» What to do:
Filter the entries, keeping every line with the string "photo".
━━━━━━━━
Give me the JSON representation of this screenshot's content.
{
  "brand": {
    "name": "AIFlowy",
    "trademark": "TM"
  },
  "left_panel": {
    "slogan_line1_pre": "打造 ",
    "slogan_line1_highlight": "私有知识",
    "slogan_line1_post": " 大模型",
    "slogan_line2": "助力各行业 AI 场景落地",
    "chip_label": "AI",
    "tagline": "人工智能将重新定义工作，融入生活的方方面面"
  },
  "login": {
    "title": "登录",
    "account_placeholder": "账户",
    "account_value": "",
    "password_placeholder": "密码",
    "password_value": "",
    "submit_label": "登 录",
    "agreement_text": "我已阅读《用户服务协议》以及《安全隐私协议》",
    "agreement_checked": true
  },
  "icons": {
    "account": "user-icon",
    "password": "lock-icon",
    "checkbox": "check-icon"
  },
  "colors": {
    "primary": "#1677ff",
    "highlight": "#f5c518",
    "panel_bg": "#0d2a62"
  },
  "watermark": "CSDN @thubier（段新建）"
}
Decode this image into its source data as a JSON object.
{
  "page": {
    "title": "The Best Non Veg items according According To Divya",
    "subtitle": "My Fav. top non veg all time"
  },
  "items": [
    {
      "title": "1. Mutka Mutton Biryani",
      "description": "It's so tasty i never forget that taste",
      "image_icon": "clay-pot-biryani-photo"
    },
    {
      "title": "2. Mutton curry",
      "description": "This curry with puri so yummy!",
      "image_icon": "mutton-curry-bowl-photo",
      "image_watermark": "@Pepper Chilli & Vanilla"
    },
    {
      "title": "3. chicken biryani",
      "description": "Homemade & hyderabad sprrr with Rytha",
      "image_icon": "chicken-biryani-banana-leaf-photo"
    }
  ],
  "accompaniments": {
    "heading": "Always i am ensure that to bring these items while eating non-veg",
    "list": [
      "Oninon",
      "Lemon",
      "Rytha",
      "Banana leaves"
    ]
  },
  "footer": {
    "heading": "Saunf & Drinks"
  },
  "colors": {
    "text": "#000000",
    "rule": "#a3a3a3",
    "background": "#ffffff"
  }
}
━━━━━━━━
» Answer for the task:
      "image_icon": "clay-pot-biryani-photo"
      "image_icon": "mutton-curry-bowl-photo",
      "image_icon": "chicken-biryani-banana-leaf-photo"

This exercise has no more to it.